However, I do not view the representations of Allstate's agent as futuristic. I view these as representations as to what the policy of insurance bound Allstate to do in the event the Hilleys sustained a loss. These representations were misrepresentations because they did not reflect what the language of the policy bound Allstate to do on July 24, 1985, when Allstate's agent made these representations. The replacement-cost provision in the Allstate policy had been held by this Court to be valid and binding before these representations were made. See Huggins v. Hanover Insurance Co., 423 So. 2d 147 (Ala.1982); see also, Hilley v. Allstate Ins. Co., 562 So. 2d 184, 189 (Ala.1990).

NOTES

[1] We note that although Allstate originally assessed the market value of the Hilleys' house at $35,000, upon learning that the house had two bathrooms rather than one Allstate increased its assessment to $38,000. Although the effect is insignificant, these figures have been used interchangeably throughout the record in this case.

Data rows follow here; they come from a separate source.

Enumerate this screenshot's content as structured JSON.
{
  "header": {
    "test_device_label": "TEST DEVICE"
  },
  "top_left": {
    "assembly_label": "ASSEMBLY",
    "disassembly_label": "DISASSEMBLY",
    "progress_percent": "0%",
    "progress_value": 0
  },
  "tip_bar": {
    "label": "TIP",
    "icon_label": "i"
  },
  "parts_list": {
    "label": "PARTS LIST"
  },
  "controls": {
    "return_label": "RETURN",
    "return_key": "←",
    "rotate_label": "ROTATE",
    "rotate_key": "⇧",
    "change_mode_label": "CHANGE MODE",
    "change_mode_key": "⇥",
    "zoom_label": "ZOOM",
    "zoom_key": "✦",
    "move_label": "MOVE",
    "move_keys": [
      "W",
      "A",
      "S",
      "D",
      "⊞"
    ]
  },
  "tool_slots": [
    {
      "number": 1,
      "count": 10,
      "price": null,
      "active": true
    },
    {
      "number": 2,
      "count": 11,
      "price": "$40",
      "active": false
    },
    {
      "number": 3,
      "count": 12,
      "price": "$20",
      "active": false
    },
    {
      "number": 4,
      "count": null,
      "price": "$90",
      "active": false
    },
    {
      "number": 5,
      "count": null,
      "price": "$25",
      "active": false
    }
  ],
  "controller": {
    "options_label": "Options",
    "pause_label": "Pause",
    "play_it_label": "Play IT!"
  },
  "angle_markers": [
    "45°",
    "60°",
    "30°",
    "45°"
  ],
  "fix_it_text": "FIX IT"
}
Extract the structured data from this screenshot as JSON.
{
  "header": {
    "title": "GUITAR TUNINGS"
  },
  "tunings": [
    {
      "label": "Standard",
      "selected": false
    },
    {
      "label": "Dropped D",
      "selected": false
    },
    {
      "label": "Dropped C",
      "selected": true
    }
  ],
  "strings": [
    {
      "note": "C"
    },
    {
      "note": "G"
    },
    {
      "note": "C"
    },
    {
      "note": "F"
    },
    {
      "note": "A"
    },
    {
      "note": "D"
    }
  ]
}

[2] Specifically, we held that "because the Hilleys failed to satisfy the policy's condition precedent [completion of repair or replacement], Allstate had no duty to advance the [replacement cost]." Hilley, 562 So. 2d at 190. "Having affirmed Allstate's summary judgment as to the Hilleys' breach of contract claim with regard to replacement cost, we ... also affirm[ed] that summary judgment as to the Hilleys' bad faith claim with regard to replacement cost." Id. We also affirmed the summary judgment as to the breach of contract claim for additional living expenses because "the Hilleys had failed to satisfy the condition precedent of submitting receipts for additional living expenses." Id. at 192. Finally, "because we ... affirmed the summary judgment for Allstate as to the Hilleys' breach of contract claim with regard to additional living expenses, we ... affirm[ed] the summary judgment for Allstate as to the claim of bad faith refusal to pay with regard to additional living expenses." Id.

[3] Although Ala.Code 1975, ยง 6-11-21, limits punitive damages to $250,000 in many circumstances, we note that this action was commenced before June 11, 1987, and, therefore, that this statutory limitation is inapplicable.